Hewlett Packard Will Pay GEMA for Piracy

In what may be the precursor to a deluge of lawsuits against electronics manufacturers, computer giant Hewlett-Packard has agreed to pay fees to German music licensing organization GEMA for revenue supposedly lost to piracy. Hewlett-Packard was targeted by GEMA last May, because the Palo Alto, Calfornia-based company's CD burners dominate the German market, and was originally asked to pay 30 marks ($12.90) for each unit sold in Germany since February, 1998.

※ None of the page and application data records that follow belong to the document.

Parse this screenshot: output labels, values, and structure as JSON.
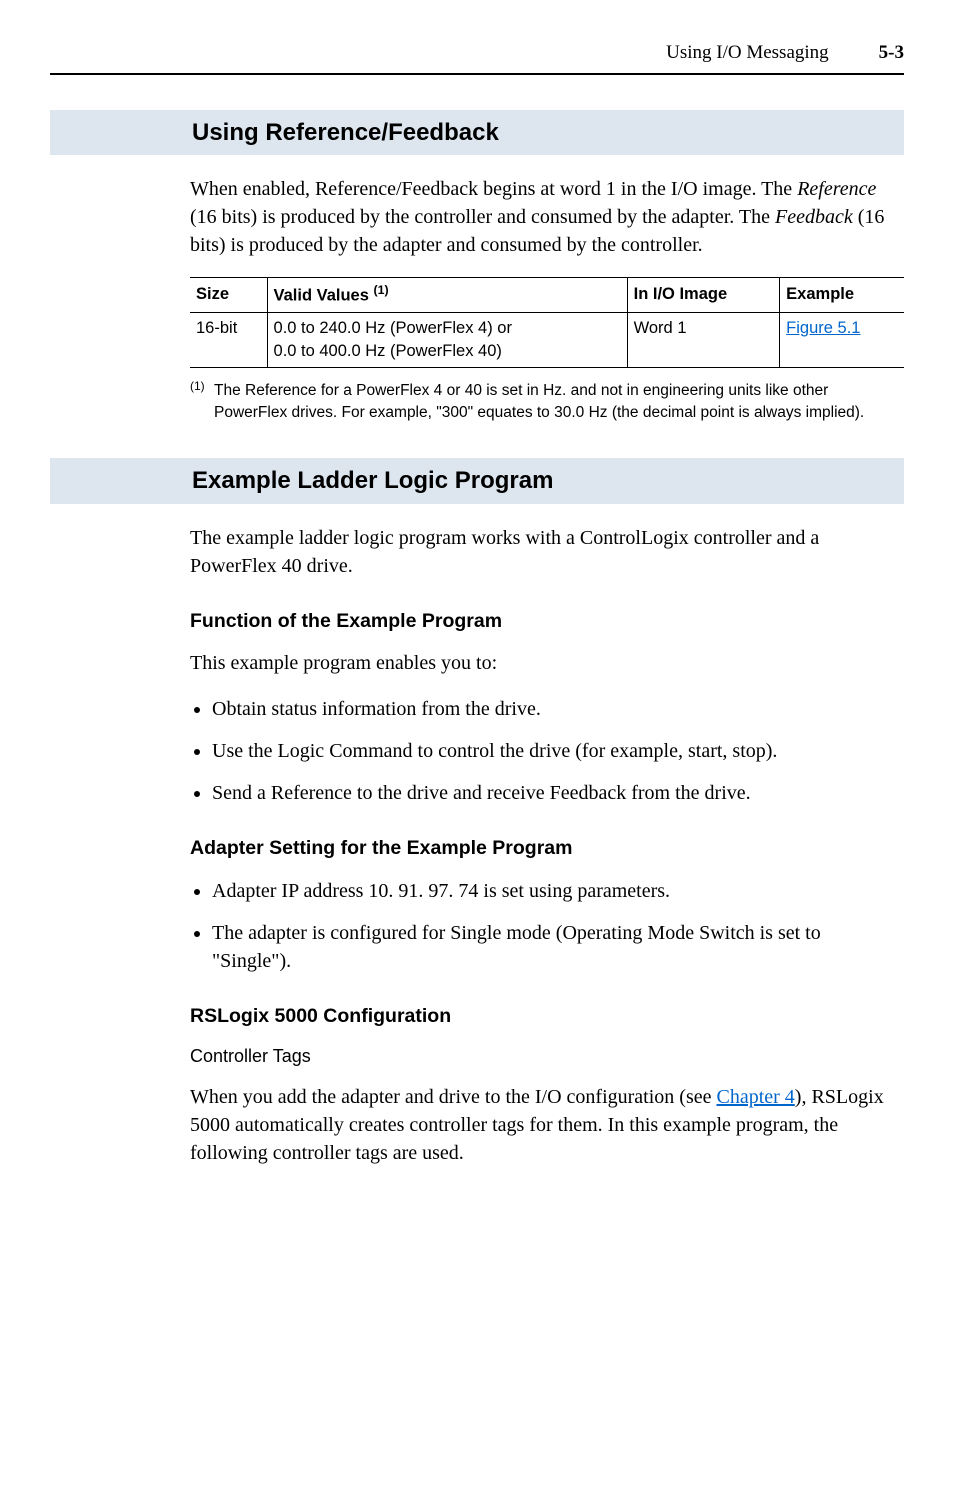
{
  "header": {
    "title": "Using I/O Messaging",
    "page": "5-3"
  },
  "section1": {
    "title": "Using Reference/Feedback",
    "para_pre": "When enabled, Reference/Feedback begins at word 1 in the I/O image. The ",
    "ref_word": "Reference",
    "para_mid1": " (16 bits) is produced by the controller and consumed by the adapter. The ",
    "fb_word": "Feedback",
    "para_mid2": " (16 bits) is produced by the adapter and consumed by the controller.",
    "table": {
      "headers": {
        "size": "Size",
        "valid": "Valid Values",
        "valid_sup": "(1)",
        "io": "In I/O Image",
        "example": "Example"
      },
      "row": {
        "size": "16-bit",
        "valid_line1": "0.0 to 240.0 Hz (PowerFlex 4) or",
        "valid_line2": "0.0 to 400.0 Hz (PowerFlex 40)",
        "io": "Word 1",
        "example": "Figure 5.1"
      }
    },
    "footnote": {
      "num": "(1)",
      "text": "The Reference for a PowerFlex 4 or 40 is set in Hz. and not in engineering units like other PowerFlex drives. For example, \"300\" equates to 30.0 Hz (the decimal point is always implied)."
    }
  },
  "section2": {
    "title": "Example Ladder Logic Program",
    "para": "The example ladder logic program works with a ControlLogix controller and a PowerFlex 40 drive.",
    "sub1": {
      "title": "Function of the Example Program",
      "intro": "This example program enables you to:",
      "bullets": [
        "Obtain status information from the drive.",
        "Use the Logic Command to control the drive (for example, start, stop).",
        "Send a Reference to the drive and receive Feedback from the drive."
      ]
    },
    "sub2": {
      "title": "Adapter Setting for the Example Program",
      "bullets": [
        "Adapter IP address 10. 91. 97. 74 is set using parameters.",
        "The adapter is configured for Single mode (Operating Mode Switch is set to \"Single\")."
      ]
    },
    "sub3": {
      "title": "RSLogix 5000 Configuration",
      "subsub": "Controller Tags",
      "para_pre": "When you add the adapter and drive to the I/O configuration (see ",
      "link": "Chapter 4",
      "para_post": "), RSLogix 5000 automatically creates controller tags for them. In this example program, the following controller tags are used."
    }
  }
}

HP settled Thursday, November 23, in a Frankfurt court on a lower judgement: 3.60 marks ($1.54) for each unit sold since the 1998 date, and 12 marks ($5.16) for each one sold in the future. GEMA (Gesellschaft für musikalische Aufführungs- und mechanische Vervielfältigungsrechte, the Society for Musical Performance and Mechanical Reproduction Rights), Germany's equivalent of ASCAP, had argued that the widespread use of CD burners cost European Union nations around $72 million in lost tax revenues over the past year.

Quoting figures supplied by the International Federation of the Phonographic Industry, GEMA lawyers argued that as many as 500 million CDs are pirated annually by people making copies of CDs from authorized recordings or from tunes downloaded from the Internet. Such practices put a 5-10% dent in the bottom line for Europe's $10 billion music industry last year, they claimed. Other manufacturers of CD burners will also be paying fees for products sold in Germany, with the rates to be determined by agreements they reach with GEMA.

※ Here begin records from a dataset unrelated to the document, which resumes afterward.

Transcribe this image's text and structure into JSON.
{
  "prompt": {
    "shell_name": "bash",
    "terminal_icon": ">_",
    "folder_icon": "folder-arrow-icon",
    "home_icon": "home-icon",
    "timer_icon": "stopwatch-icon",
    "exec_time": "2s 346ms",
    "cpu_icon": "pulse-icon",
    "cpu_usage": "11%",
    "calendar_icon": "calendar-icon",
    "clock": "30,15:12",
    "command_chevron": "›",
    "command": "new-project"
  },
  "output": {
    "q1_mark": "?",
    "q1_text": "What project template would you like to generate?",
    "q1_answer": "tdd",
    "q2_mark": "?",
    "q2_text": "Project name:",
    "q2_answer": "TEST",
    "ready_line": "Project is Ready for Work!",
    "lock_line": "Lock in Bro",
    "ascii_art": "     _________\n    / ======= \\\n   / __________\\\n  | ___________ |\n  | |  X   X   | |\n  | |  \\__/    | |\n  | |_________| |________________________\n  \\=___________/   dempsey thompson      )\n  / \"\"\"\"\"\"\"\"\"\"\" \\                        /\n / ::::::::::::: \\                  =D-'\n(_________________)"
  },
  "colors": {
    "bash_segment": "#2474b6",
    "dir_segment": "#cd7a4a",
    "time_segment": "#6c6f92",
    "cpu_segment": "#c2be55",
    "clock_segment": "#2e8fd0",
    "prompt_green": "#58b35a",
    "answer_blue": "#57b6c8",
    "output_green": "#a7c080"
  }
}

HP executives declined to put a dollar value on the judgment. Company spokeswoman Jeannette Weisschuh criticized the settlement, saying it put her company at a disadvantage against foreign retailers who can sell cheaper CD burners over the Internet, thereby avoiding the fees. "This was a trial to set an example for the whole market," Weisschuh remarked. "It's unfair to the consumers who have to pay more and unfair to the manufacturers because it gives us a competitive disadvantage."

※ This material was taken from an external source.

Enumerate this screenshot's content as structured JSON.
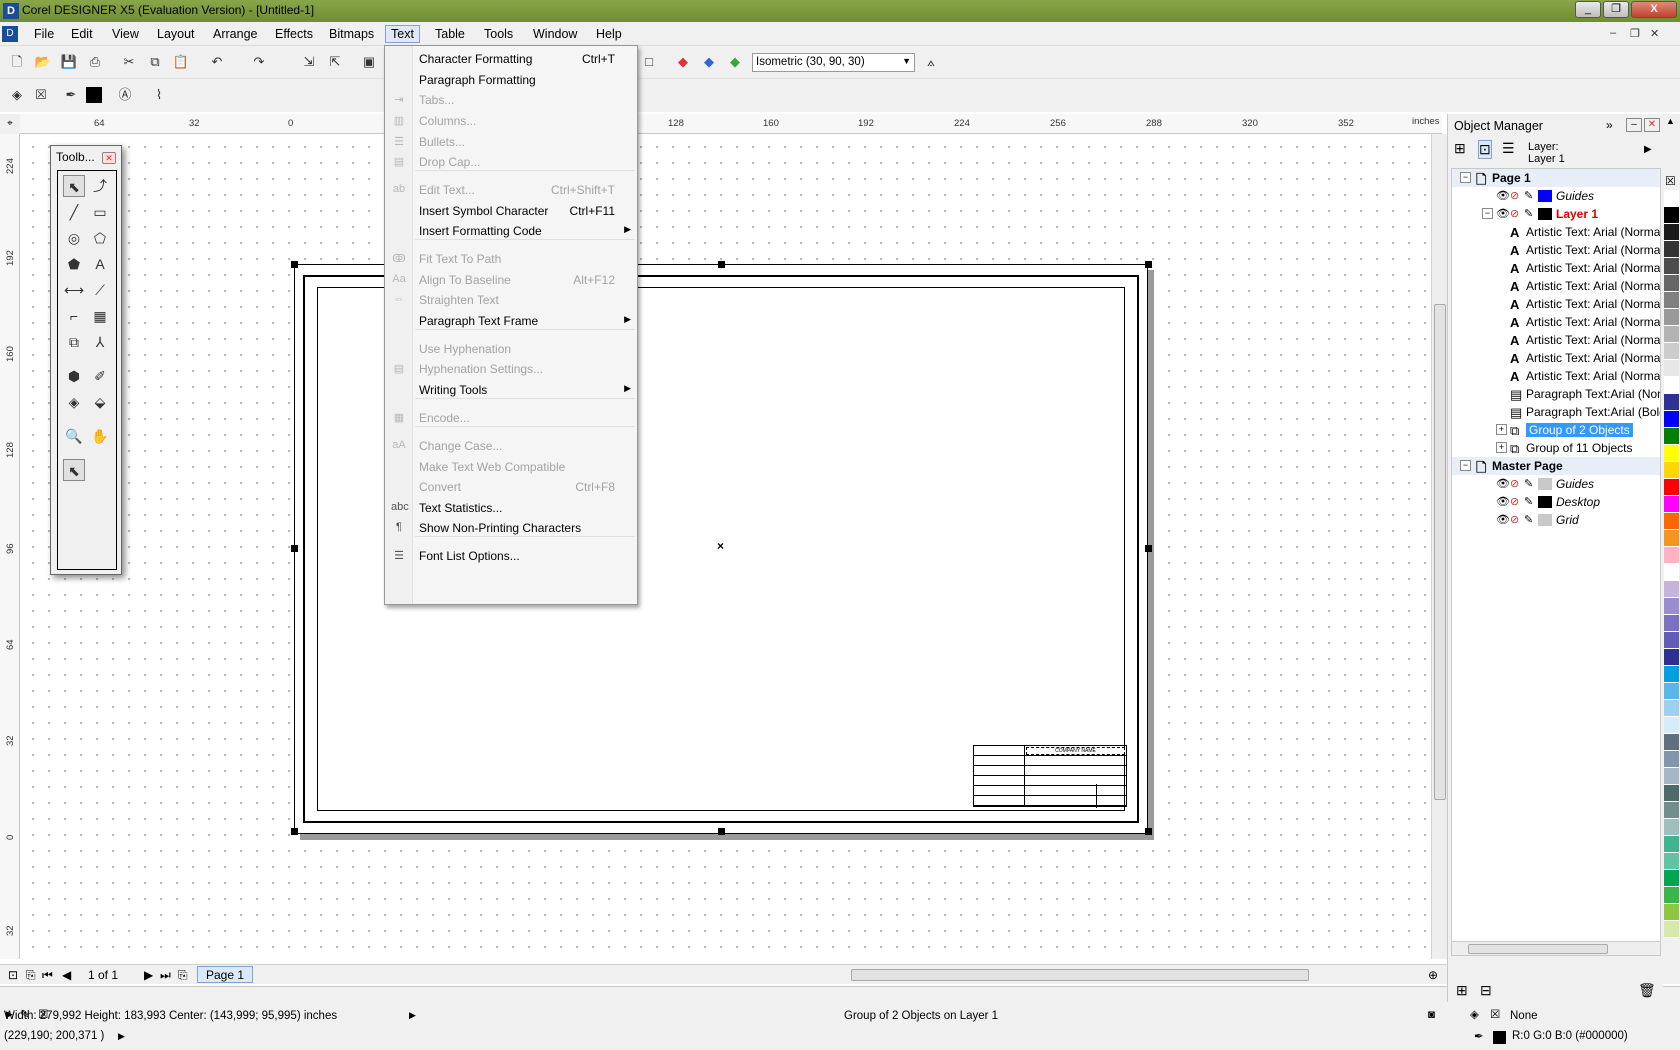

The trial's outcome was widely perceived as updating German copyright law, which was formulated when analog tape recorders ruled the market. Electronics manufacturers now pay 2.50 marks ($1.07) for each cassette recorder and 18 marks ($7.74) for each video recorder sold in Germany. GEMA collects the fees and distributes the money to copyright owners through record labels and music distributors. Sister organizations in other countries may pursue similar cases against manufacturers in the wake of GEMA's success at getting an equipment maker to pay for copyright violations that its customers may or may not have committed.